- **What needs to be done**:
Each record must be retyped in full. No character may differ.

BEGIN

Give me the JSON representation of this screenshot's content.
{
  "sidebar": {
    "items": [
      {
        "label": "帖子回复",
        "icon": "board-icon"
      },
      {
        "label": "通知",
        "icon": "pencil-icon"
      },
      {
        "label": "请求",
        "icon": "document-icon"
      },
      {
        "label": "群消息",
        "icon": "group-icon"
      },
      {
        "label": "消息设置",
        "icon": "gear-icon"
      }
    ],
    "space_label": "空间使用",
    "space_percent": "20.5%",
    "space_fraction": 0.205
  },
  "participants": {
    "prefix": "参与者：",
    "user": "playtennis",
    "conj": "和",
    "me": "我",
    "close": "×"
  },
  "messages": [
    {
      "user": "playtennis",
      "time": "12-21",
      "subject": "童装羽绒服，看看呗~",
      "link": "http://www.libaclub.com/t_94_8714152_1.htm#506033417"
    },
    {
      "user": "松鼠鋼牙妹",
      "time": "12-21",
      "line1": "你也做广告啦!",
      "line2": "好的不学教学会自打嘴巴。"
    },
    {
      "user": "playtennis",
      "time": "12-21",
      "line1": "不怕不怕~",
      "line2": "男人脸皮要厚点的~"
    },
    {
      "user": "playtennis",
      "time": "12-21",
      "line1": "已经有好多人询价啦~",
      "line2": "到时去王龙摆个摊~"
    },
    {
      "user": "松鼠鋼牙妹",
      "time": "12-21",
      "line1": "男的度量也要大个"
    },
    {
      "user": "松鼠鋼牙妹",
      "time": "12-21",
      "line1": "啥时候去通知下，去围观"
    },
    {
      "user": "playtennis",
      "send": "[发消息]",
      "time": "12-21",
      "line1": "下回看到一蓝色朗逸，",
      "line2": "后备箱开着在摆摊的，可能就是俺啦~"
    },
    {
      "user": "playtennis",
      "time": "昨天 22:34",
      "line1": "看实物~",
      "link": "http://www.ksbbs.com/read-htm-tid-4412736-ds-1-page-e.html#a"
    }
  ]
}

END

- **Your solution**:
Give me the JSON representation of this screenshot's content.
{
  "sidebar": {
    "items": [
      {
        "label": "帖子回复",
        "icon": "board-icon"
      },
      {
        "label": "通知",
        "icon": "pencil-icon"
      },
      {
        "label": "请求",
        "icon": "document-icon"
      },
      {
        "label": "群消息",
        "icon": "group-icon"
      },
      {
        "label": "消息设置",
        "icon": "gear-icon"
      }
    ],
    "space_label": "空间使用",
    "space_percent": "20.5%",
    "space_fraction": 0.205
  },
  "participants": {
    "prefix": "参与者：",
    "user": "playtennis",
    "conj": "和",
    "me": "我",
    "close": "×"
  },
  "messages": [
    {
      "user": "playtennis",
      "time": "12-21",
      "subject": "童装羽绒服，看看呗~",
      "link": "http://www.libaclub.com/t_94_8714152_1.htm#506033417"
    },
    {
      "user": "松鼠鋼牙妹",
      "time": "12-21",
      "line1": "你也做广告啦!",
      "line2": "好的不学教学会自打嘴巴。"
    },
    {
      "user": "playtennis",
      "time": "12-21",
      "line1": "不怕不怕~",
      "line2": "男人脸皮要厚点的~"
    },
    {
      "user": "playtennis",
      "time": "12-21",
      "line1": "已经有好多人询价啦~",
      "line2": "到时去王龙摆个摊~"
    },
    {
      "user": "松鼠鋼牙妹",
      "time": "12-21",
      "line1": "男的度量也要大个"
    },
    {
      "user": "松鼠鋼牙妹",
      "time": "12-21",
      "line1": "啥时候去通知下，去围观"
    },
    {
      "user": "playtennis",
      "send": "[发消息]",
      "time": "12-21",
      "line1": "下回看到一蓝色朗逸，",
      "line2": "后备箱开着在摆摊的，可能就是俺啦~"
    },
    {
      "user": "playtennis",
      "time": "昨天 22:34",
      "line1": "看实物~",
      "link": "http://www.ksbbs.com/read-htm-tid-4412736-ds-1-page-e.html#a"
    }
  ]
}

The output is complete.